Pick every line out of the entries below that has the string "caption", and copy it.

↓

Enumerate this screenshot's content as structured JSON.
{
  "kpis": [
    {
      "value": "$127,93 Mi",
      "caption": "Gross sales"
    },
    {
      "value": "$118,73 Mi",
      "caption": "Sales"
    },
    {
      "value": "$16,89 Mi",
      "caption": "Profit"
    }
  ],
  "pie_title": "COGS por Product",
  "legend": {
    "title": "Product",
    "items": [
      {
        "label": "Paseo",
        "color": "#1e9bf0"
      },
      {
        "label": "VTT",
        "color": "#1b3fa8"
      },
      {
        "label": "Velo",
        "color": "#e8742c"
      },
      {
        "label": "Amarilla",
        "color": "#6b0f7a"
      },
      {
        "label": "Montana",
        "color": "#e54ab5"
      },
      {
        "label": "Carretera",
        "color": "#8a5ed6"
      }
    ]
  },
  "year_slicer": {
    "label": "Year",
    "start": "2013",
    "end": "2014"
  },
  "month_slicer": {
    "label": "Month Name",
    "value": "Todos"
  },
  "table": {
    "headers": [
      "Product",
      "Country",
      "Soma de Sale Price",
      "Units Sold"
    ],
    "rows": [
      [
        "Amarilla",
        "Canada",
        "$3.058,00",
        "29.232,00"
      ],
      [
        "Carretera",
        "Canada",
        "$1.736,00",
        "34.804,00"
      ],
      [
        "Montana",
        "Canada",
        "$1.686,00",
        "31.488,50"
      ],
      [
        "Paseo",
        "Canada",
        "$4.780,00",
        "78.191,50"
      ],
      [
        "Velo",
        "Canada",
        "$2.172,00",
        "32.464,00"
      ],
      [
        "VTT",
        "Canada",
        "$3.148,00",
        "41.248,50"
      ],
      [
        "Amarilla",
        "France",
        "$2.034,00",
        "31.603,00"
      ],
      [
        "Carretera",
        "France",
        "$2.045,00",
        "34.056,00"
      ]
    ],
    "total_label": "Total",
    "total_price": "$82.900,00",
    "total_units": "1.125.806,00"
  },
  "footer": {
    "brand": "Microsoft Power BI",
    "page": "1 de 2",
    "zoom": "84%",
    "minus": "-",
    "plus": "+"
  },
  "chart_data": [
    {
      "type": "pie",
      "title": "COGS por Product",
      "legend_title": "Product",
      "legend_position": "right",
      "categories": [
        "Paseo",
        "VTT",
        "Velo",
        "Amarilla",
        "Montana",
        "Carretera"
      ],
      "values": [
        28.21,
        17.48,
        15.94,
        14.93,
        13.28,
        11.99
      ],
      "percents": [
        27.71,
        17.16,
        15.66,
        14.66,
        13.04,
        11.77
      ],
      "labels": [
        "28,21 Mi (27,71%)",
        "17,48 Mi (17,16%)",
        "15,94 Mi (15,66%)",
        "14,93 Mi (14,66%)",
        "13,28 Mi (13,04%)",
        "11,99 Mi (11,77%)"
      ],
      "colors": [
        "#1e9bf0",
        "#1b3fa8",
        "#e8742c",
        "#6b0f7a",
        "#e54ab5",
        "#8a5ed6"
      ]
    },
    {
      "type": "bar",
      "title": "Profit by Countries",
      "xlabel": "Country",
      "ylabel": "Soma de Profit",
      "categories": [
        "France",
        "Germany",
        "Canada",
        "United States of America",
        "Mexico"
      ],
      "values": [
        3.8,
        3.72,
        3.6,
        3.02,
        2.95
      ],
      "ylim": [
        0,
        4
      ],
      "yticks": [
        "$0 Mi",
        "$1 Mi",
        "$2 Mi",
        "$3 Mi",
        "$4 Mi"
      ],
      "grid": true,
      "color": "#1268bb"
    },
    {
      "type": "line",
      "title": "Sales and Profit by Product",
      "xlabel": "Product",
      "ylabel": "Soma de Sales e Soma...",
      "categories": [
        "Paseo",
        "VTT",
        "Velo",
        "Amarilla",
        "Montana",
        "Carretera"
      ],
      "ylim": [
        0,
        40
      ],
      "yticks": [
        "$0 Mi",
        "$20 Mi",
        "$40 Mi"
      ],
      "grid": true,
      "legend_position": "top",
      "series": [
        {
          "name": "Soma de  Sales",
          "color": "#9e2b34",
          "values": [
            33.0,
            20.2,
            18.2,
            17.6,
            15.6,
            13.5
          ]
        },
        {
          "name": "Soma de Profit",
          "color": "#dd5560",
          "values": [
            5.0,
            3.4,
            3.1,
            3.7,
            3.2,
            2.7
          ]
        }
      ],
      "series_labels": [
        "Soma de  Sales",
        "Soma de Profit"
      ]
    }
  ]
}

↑

Solution for this exercise:
      "caption": "Gross sales"
      "caption": "Sales"
      "caption": "Profit"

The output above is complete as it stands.